The issue is not only wringing, but also whether the paste turning into froth is considered nolad, something new that came to be on Shabbat. For a comprehensive overview of the issues involved and which poskim have ruled what, see Yabia Omer Vol. IV O"H #30, where Rav Ovadia rules that it is permissible to brush your teeth using regular toothpaste on Shabbat.
For a summary of that responsum, here is the Yalkut Yosef 326:14:
Some Poskim ruled that even someone who brushes teeth with toothpaste every day may not do so on Shabbat for various reasons. One reason given for this is that when one brushes, the toothpaste becomes frothy with suds, and therefore this is an act of molid. Another reason given is that vigorous brushing might cause the gums to bleed.
Other Poskim ruled that it is permitted as long as one places the toothpaste directly into one's teeth and not on the toothbrush. Yet other Poskim ruled that even more leniently, permitting one to brush one's teeth on Shabbat just as one does on the weekdays and with regular toothpaste. They explained that it is not necessary to use special, liquid toothpaste, since brushing teeth is not an act of the melakha of memare'ah, nor is it an act of molid. Furthermore, this is not forbidden as an example of using medical treatments on Shabbat.
In practice, anyone who would feel uncomfortable if he does not brush his teeth on Shabbat because of bad breath or some other reason may brush them.
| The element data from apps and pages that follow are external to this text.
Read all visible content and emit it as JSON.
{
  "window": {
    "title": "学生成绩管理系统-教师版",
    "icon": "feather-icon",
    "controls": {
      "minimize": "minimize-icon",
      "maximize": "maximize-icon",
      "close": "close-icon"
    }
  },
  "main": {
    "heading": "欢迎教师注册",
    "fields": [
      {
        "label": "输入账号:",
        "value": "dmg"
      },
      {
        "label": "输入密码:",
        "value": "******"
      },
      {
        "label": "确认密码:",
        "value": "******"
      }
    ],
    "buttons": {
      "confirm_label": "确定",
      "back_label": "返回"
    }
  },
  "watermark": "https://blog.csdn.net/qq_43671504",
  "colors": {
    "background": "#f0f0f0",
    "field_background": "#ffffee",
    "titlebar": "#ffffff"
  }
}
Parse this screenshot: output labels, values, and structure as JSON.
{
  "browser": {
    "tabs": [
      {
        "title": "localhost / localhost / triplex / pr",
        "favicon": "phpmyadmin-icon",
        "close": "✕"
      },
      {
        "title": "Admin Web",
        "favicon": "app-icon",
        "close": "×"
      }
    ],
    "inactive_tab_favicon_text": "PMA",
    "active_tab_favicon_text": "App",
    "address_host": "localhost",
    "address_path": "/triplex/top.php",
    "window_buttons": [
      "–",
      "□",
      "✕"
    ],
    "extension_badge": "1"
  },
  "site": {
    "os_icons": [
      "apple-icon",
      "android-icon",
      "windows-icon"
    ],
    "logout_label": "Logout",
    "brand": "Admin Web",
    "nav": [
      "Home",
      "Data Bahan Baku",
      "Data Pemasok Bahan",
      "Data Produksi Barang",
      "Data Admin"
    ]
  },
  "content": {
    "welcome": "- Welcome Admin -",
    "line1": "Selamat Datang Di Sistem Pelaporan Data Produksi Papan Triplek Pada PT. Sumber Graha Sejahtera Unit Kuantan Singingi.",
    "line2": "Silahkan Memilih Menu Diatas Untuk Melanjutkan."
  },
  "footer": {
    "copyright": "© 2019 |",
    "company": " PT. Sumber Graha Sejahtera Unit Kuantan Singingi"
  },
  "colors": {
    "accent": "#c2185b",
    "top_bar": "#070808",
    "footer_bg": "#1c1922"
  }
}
This applies, however, only to someone who regularly brushes his teeth so that he will not necessarily cause his gums to bleed on Shabbat.